**What is expected:**
Please count the lines with the word "true" in the material below, then state the number by itself.

**Extracted material:**
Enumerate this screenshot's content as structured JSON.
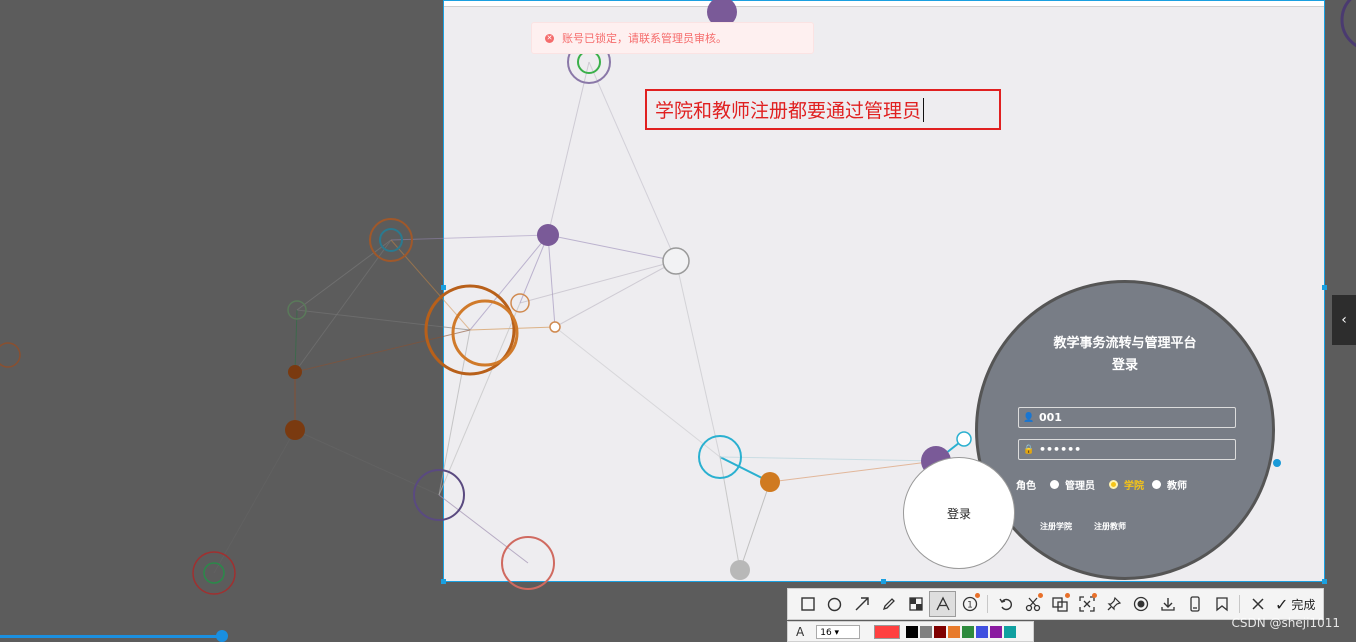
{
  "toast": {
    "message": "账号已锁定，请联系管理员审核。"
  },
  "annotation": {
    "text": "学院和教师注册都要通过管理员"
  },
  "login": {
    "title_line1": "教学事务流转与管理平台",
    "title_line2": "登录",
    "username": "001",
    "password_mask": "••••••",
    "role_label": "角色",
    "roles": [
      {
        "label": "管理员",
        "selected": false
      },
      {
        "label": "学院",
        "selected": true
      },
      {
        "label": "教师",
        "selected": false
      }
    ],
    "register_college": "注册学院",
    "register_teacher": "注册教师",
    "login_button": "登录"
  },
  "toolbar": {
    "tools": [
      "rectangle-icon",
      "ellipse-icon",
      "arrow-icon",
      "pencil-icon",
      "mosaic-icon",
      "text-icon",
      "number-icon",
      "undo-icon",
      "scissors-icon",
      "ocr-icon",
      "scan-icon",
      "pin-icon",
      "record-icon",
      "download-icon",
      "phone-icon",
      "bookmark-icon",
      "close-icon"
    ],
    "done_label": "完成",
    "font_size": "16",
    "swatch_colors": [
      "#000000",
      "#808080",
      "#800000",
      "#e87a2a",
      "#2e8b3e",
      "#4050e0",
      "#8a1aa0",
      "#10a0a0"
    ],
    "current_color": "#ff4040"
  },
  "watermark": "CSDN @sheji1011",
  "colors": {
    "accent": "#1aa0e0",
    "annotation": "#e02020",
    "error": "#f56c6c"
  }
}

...

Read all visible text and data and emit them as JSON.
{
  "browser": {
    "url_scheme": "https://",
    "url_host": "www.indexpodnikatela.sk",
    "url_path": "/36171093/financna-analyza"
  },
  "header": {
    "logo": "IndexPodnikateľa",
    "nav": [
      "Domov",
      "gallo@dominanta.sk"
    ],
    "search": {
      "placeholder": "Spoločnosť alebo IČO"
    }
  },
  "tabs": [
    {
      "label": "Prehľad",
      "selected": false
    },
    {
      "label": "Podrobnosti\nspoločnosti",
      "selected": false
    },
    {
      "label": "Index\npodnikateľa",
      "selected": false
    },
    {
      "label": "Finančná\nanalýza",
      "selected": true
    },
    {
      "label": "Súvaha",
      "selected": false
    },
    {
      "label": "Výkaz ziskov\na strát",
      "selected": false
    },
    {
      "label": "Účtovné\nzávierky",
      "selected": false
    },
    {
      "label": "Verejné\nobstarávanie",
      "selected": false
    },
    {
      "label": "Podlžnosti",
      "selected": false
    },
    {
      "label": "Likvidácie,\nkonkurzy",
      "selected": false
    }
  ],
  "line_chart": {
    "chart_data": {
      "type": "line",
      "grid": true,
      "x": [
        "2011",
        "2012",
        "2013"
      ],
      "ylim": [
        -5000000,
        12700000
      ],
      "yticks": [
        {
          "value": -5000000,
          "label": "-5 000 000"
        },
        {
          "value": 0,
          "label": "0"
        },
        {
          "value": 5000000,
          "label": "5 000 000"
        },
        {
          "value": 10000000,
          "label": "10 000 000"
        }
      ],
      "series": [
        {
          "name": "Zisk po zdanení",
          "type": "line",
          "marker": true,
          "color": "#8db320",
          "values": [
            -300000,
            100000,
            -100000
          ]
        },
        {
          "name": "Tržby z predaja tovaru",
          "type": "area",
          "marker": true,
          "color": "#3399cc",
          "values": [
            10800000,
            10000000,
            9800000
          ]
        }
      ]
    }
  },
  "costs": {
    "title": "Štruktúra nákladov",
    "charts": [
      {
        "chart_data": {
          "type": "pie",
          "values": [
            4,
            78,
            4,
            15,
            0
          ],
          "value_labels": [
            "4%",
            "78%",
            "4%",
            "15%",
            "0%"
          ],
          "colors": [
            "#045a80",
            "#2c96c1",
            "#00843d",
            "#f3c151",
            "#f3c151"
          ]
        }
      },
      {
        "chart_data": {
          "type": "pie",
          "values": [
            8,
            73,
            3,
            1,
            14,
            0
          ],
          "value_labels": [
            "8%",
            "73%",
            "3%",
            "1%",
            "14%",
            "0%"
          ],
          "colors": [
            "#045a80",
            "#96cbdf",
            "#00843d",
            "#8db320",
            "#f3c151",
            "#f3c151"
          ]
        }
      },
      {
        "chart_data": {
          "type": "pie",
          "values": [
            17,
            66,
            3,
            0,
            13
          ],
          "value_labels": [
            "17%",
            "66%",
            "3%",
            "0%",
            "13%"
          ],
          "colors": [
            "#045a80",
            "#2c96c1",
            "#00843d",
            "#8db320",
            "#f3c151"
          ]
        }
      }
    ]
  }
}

**Expected answer:**
5